[Exercise] As you restate the entries, keep every word intact and leave out whatever images they hold.

[[ Data to examine open ]]

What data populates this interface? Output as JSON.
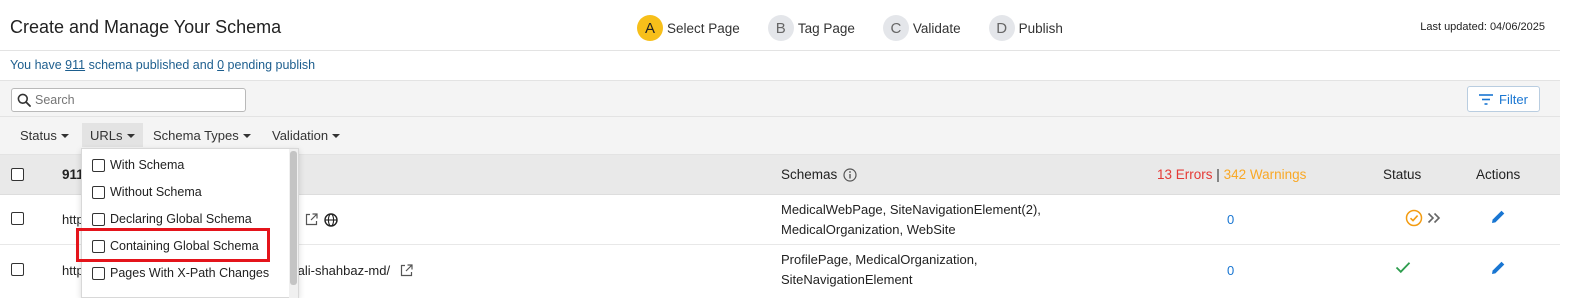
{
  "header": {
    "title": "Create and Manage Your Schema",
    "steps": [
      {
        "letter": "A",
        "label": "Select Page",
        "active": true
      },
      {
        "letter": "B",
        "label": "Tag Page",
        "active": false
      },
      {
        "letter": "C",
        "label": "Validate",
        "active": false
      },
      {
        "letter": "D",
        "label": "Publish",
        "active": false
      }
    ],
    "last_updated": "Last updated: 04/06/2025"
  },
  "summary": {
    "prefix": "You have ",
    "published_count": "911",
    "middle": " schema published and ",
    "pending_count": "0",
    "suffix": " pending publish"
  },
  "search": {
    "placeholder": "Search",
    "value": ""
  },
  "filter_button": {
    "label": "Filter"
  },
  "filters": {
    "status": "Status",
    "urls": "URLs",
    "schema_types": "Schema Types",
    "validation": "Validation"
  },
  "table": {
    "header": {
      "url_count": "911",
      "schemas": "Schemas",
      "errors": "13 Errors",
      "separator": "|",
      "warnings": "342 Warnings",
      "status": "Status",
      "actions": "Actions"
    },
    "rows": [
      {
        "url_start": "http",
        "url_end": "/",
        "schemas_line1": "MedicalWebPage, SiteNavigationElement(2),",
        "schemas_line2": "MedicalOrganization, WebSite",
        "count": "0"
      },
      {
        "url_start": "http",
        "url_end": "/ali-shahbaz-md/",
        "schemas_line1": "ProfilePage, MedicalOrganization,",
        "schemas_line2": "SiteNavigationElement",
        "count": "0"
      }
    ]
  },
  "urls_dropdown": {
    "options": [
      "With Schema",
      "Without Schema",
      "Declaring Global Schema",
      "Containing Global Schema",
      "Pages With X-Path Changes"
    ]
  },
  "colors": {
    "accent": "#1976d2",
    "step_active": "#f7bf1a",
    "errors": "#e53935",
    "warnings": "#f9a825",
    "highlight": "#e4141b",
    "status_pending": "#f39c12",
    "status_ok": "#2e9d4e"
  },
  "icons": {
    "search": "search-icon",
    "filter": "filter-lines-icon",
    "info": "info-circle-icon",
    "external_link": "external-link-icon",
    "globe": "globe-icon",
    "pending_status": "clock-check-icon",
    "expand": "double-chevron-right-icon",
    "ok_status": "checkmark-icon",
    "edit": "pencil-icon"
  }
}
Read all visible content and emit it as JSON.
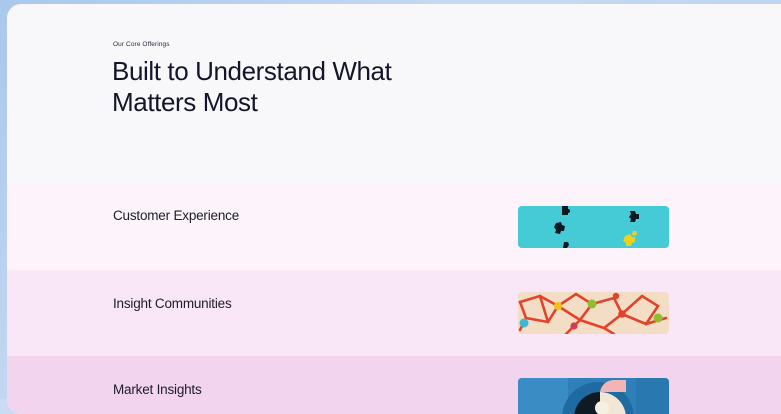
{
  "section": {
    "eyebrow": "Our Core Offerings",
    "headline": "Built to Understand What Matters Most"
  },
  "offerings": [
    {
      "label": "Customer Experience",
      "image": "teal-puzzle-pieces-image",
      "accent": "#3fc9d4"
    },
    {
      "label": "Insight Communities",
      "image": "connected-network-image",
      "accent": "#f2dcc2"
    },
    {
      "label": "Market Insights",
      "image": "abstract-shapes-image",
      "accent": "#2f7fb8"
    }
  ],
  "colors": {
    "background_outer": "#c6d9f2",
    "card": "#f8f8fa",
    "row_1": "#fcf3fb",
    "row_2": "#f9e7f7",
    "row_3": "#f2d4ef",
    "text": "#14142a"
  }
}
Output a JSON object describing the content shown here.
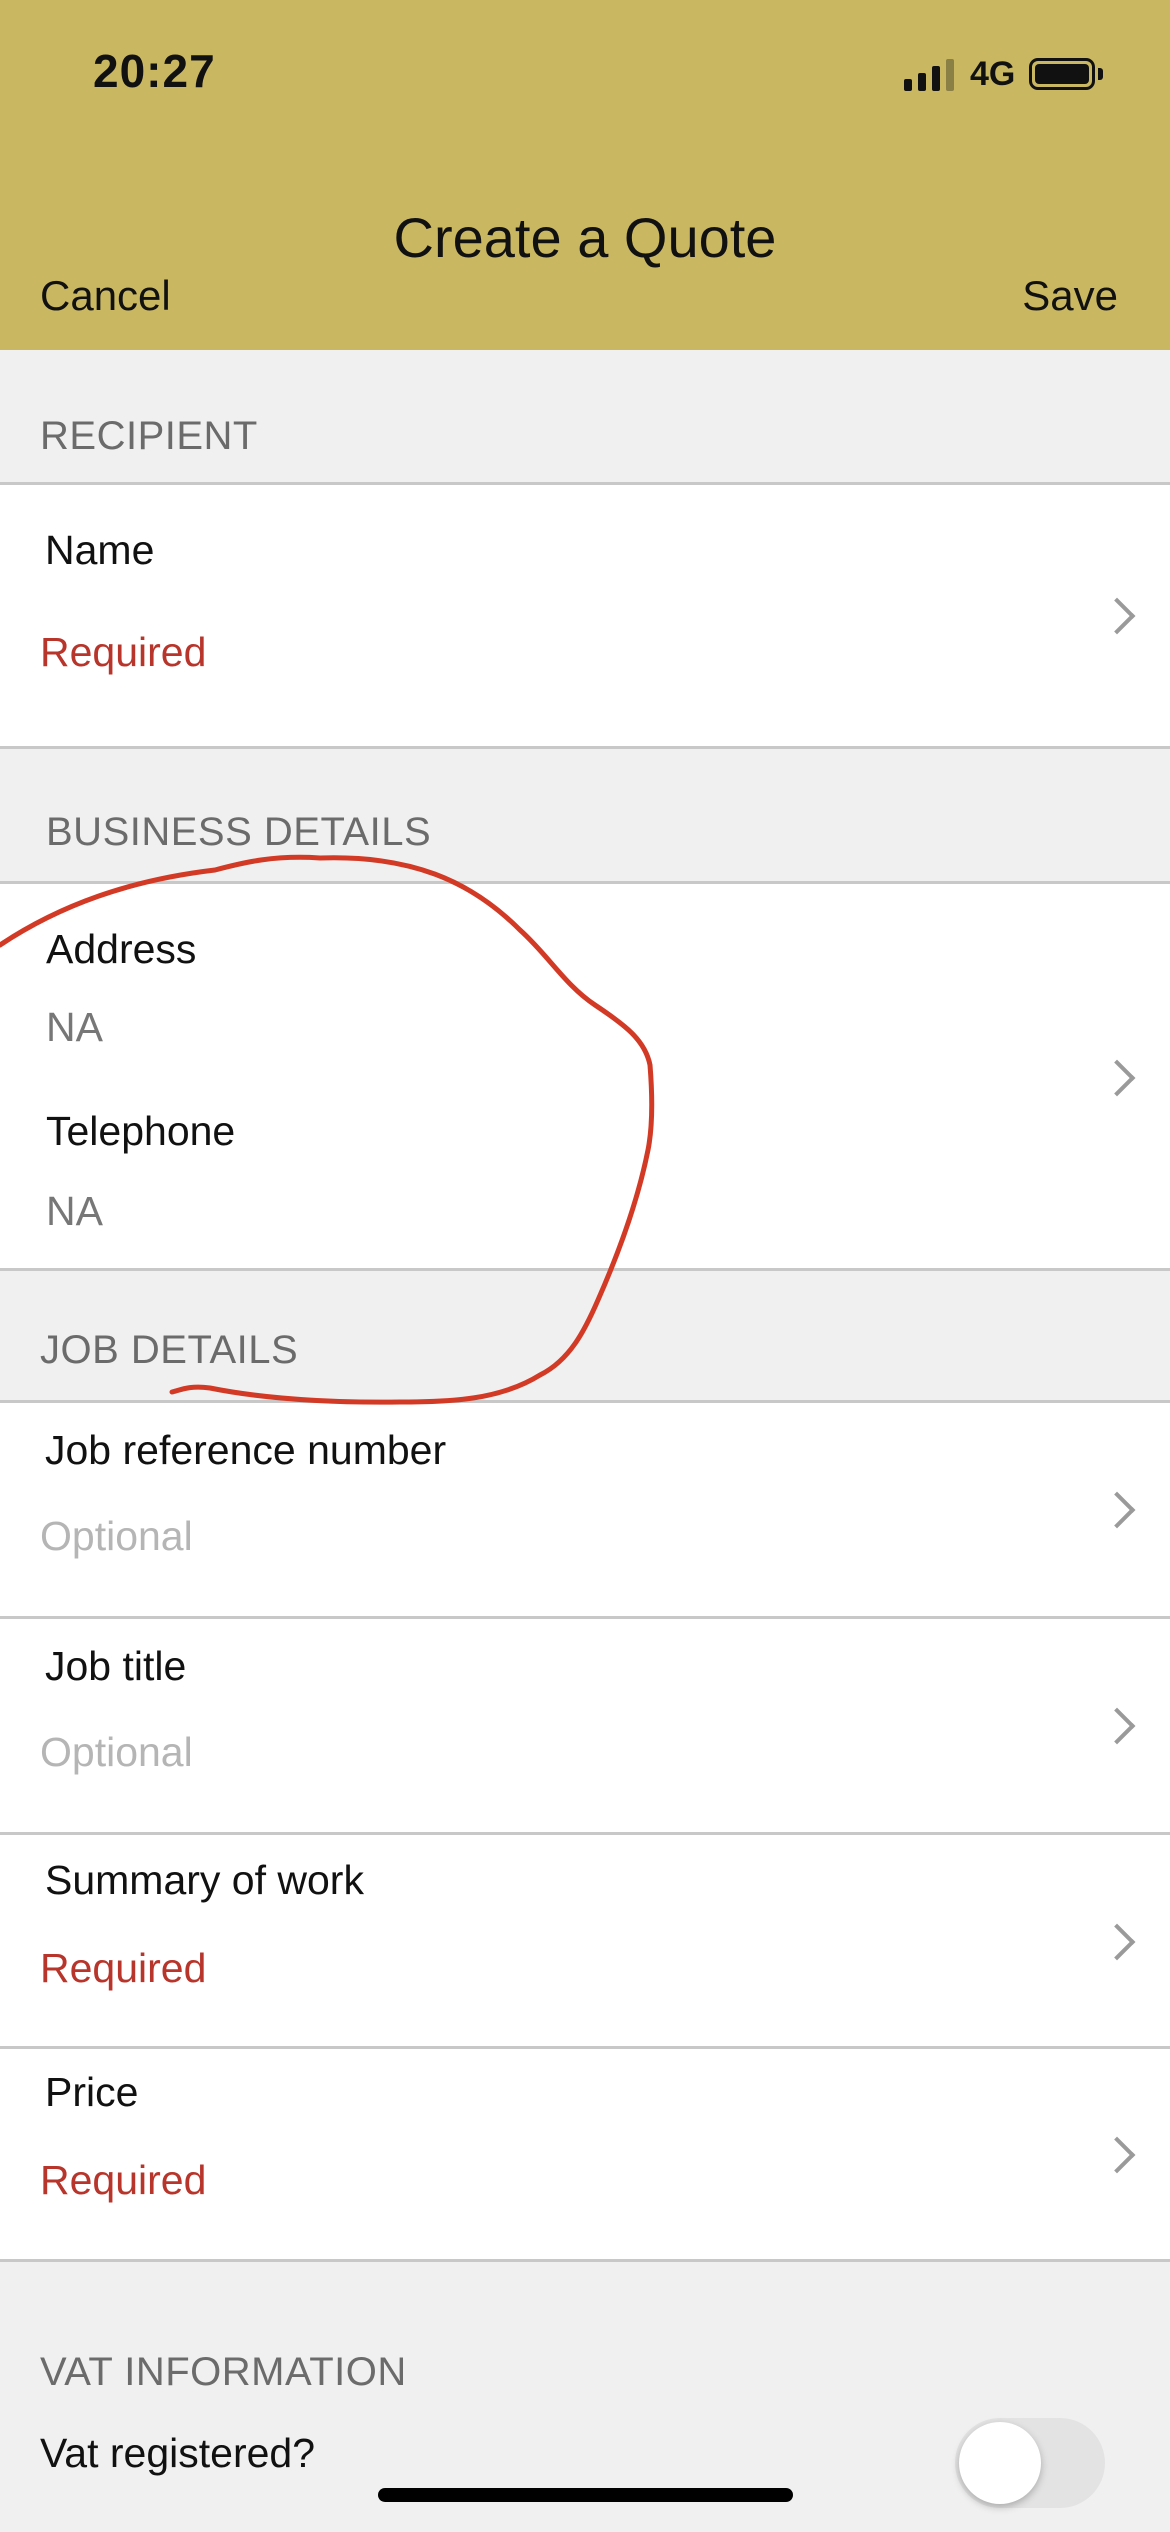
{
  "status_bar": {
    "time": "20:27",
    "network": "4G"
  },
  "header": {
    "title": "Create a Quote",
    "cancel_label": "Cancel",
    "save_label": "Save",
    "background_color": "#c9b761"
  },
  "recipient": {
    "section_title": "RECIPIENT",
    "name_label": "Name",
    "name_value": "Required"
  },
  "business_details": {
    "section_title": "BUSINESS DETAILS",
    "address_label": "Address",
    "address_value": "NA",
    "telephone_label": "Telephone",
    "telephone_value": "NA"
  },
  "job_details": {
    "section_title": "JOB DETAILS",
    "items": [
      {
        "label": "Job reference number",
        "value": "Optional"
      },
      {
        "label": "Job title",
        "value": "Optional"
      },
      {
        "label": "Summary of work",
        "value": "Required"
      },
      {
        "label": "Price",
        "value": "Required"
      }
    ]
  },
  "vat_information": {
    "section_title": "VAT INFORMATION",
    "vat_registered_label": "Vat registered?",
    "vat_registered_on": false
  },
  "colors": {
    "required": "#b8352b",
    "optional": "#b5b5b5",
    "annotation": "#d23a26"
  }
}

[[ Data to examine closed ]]

[Answer section]
What data populates this interface? Output as JSON.
{
  "header": {
    "title": "Create and Manage Your Schema",
    "steps": [
      {
        "letter": "A",
        "label": "Select Page",
        "active": true
      },
      {
        "letter": "B",
        "label": "Tag Page",
        "active": false
      },
      {
        "letter": "C",
        "label": "Validate",
        "active": false
      },
      {
        "letter": "D",
        "label": "Publish",
        "active": false
      }
    ],
    "last_updated": "Last updated: 04/06/2025"
  },
  "summary": {
    "prefix": "You have ",
    "published_count": "911",
    "middle": " schema published and ",
    "pending_count": "0",
    "suffix": " pending publish"
  },
  "search": {
    "placeholder": "Search",
    "value": ""
  },
  "filter_button": {
    "label": "Filter"
  },
  "filters": {
    "status": "Status",
    "urls": "URLs",
    "schema_types": "Schema Types",
    "validation": "Validation"
  },
  "table": {
    "header": {
      "url_count": "911",
      "schemas": "Schemas",
      "errors": "13 Errors",
      "separator": "|",
      "warnings": "342 Warnings",
      "status": "Status",
      "actions": "Actions"
    },
    "rows": [
      {
        "url_start": "http",
        "url_end": "/",
        "schemas_line1": "MedicalWebPage, SiteNavigationElement(2),",
        "schemas_line2": "MedicalOrganization, WebSite",
        "count": "0"
      },
      {
        "url_start": "http",
        "url_end": "/ali-shahbaz-md/",
        "schemas_line1": "ProfilePage, MedicalOrganization,",
        "schemas_line2": "SiteNavigationElement",
        "count": "0"
      }
    ]
  },
  "urls_dropdown": {
    "options": [
      "With Schema",
      "Without Schema",
      "Declaring Global Schema",
      "Containing Global Schema",
      "Pages With X-Path Changes"
    ]
  },
  "colors": {
    "accent": "#1976d2",
    "step_active": "#f7bf1a",
    "errors": "#e53935",
    "warnings": "#f9a825",
    "highlight": "#e4141b",
    "status_pending": "#f39c12",
    "status_ok": "#2e9d4e"
  },
  "icons": {
    "search": "search-icon",
    "filter": "filter-lines-icon",
    "info": "info-circle-icon",
    "external_link": "external-link-icon",
    "globe": "globe-icon",
    "pending_status": "clock-check-icon",
    "expand": "double-chevron-right-icon",
    "ok_status": "checkmark-icon",
    "edit": "pencil-icon"
  }
}
Read all visible content and emit it as JSON.
{
  "section": {
    "eyebrow": "Our Core Offerings",
    "headline": "Built to Understand What Matters Most"
  },
  "offerings": [
    {
      "label": "Customer Experience",
      "image": "teal-puzzle-pieces-image",
      "accent": "#3fc9d4"
    },
    {
      "label": "Insight Communities",
      "image": "connected-network-image",
      "accent": "#f2dcc2"
    },
    {
      "label": "Market Insights",
      "image": "abstract-shapes-image",
      "accent": "#2f7fb8"
    }
  ],
  "colors": {
    "background_outer": "#c6d9f2",
    "card": "#f8f8fa",
    "row_1": "#fcf3fb",
    "row_2": "#f9e7f7",
    "row_3": "#f2d4ef",
    "text": "#14142a"
  }
}
Output a JSON object describing the content shown here.
{
  "status_bar": {
    "time": "20:27",
    "network": "4G"
  },
  "header": {
    "title": "Create a Quote",
    "cancel_label": "Cancel",
    "save_label": "Save",
    "background_color": "#c9b761"
  },
  "recipient": {
    "section_title": "RECIPIENT",
    "name_label": "Name",
    "name_value": "Required"
  },
  "business_details": {
    "section_title": "BUSINESS DETAILS",
    "address_label": "Address",
    "address_value": "NA",
    "telephone_label": "Telephone",
    "telephone_value": "NA"
  },
  "job_details": {
    "section_title": "JOB DETAILS",
    "items": [
      {
        "label": "Job reference number",
        "value": "Optional"
      },
      {
        "label": "Job title",
        "value": "Optional"
      },
      {
        "label": "Summary of work",
        "value": "Required"
      },
      {
        "label": "Price",
        "value": "Required"
      }
    ]
  },
  "vat_information": {
    "section_title": "VAT INFORMATION",
    "vat_registered_label": "Vat registered?",
    "vat_registered_on": false
  },
  "colors": {
    "required": "#b8352b",
    "optional": "#b5b5b5",
    "annotation": "#d23a26"
  }
}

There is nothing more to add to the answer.